The persons manning these saloons were very talkative and always had something to discuss with their customers.  Some of them were remarkably well informed about the current affairs as well as epics and literature.  The topic they used to choose for discussion depended on their own knowledge and understanding of the customer.  It used to be Cinema or Agriculture for the general customers and more specific topics like Music and Epics for the more educated.  Some of the interesting topics discussed which I can recollect include the criminal case of the famed musician M K Thyagaraja Bhagavatar in Lakshmikantan murder case of 1944 and Belur Srinivasa Iyengar, who was murdered in 1956.  They were well informed about music and were also playing "Naadaswaram", a pipe instrument in functions like marriage etc.  They usually were addicted to drinking and those who did not have this habit made a decent living from their earnings.  They were also respected for their talents in music and one hairdresser I knew in my childhood was refered as Dr. Narasimhaiah in our household.  He was able to talk at length on Saints Purandaradasa and Thyagaraja and quote their compositions with raaga and taala etc.  The honorary doctorate was conferred on him by us, not any University, for his knowledge and the range of topics on which he could indulge in a discussion.  His brother Nagaraj suffered in comparison and was only given an honorary MA degree, due to his lack of knowledge in some areas. 

Today's Saloons have come a long way from those days.  Pictures of different hairstyles on the walls have been replaced by costly paintings.  Old magazines are replaced by fresh supply of dailies in many languages and chic magazines.  Bonsai plants have entered the cutting hall and cactus pots which exited from the outside itself.  Air-conditioning and revolving chairs are the norm now.  Running hot and cold water taps with large washing basins have replaced aluminum cups. The dressers talk less as they are busy watching cricket or football  matches or films in expensive colour TVS. Some of them offer Coffee or Tea as soon as you enter their premises.  They are also ready to get breakfast or lunch if you indicate.  Computer images have replaced printed catalogue of hair styles.  Some of them entertain you only with appointment.  Value added service like Sauna bath and body massaging services are thrown in.  Fresh towels and blades are provided for each customer to aid prevention of AIDS.  Today, there are Saloons ranging from providing basic and pure haircut to catering to luxurious hair styles and life style to those who are interested and capable of affording them.

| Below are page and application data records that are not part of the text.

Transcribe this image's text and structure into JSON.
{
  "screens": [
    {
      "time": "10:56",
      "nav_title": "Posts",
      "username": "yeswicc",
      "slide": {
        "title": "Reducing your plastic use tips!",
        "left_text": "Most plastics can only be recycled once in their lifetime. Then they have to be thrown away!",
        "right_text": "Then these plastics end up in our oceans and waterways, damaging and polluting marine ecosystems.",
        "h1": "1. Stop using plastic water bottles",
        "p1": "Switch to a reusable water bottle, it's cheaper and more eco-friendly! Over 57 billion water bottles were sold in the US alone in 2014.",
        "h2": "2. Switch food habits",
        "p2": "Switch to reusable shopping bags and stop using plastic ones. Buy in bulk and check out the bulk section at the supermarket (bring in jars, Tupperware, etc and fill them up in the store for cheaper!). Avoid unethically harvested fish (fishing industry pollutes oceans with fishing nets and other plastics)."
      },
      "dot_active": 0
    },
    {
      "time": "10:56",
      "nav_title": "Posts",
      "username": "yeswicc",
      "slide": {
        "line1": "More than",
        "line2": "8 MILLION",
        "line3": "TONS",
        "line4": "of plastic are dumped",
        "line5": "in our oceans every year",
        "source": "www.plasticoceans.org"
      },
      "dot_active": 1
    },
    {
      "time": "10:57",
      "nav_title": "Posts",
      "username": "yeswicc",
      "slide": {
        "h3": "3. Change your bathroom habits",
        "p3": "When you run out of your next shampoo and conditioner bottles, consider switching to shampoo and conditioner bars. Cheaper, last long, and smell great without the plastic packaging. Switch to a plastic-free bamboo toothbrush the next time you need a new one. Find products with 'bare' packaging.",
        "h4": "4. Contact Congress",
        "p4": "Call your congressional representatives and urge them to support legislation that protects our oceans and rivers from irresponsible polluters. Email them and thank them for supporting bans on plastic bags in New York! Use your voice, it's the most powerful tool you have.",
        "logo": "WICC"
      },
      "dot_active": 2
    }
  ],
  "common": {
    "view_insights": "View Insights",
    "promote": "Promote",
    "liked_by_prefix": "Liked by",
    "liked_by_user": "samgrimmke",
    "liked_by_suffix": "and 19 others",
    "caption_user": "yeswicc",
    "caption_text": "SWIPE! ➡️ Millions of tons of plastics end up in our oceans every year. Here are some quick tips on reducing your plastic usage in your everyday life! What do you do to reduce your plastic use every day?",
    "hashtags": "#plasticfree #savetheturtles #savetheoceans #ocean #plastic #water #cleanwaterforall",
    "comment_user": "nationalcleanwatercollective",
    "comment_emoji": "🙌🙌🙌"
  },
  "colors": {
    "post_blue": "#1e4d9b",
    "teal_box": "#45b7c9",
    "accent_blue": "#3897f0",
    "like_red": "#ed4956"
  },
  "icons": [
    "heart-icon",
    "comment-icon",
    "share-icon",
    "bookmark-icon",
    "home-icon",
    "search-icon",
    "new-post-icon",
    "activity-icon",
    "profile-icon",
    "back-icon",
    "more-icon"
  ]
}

  1. Also these saloons had radio in morning which broadcast radip Ceylone in which popular song of those days "brindavanadolNandakumaran>>>" used to come.Also later days they used to keep some pepperments for customers to have taste while waiting.Some dignified people were making sure they just read paper an dont touch the peperment

  2. How true it is that we have picked up our reading habits from those barber shops!!! I used to enjoy my hair-cut sessions for the sprinkling of water at the end!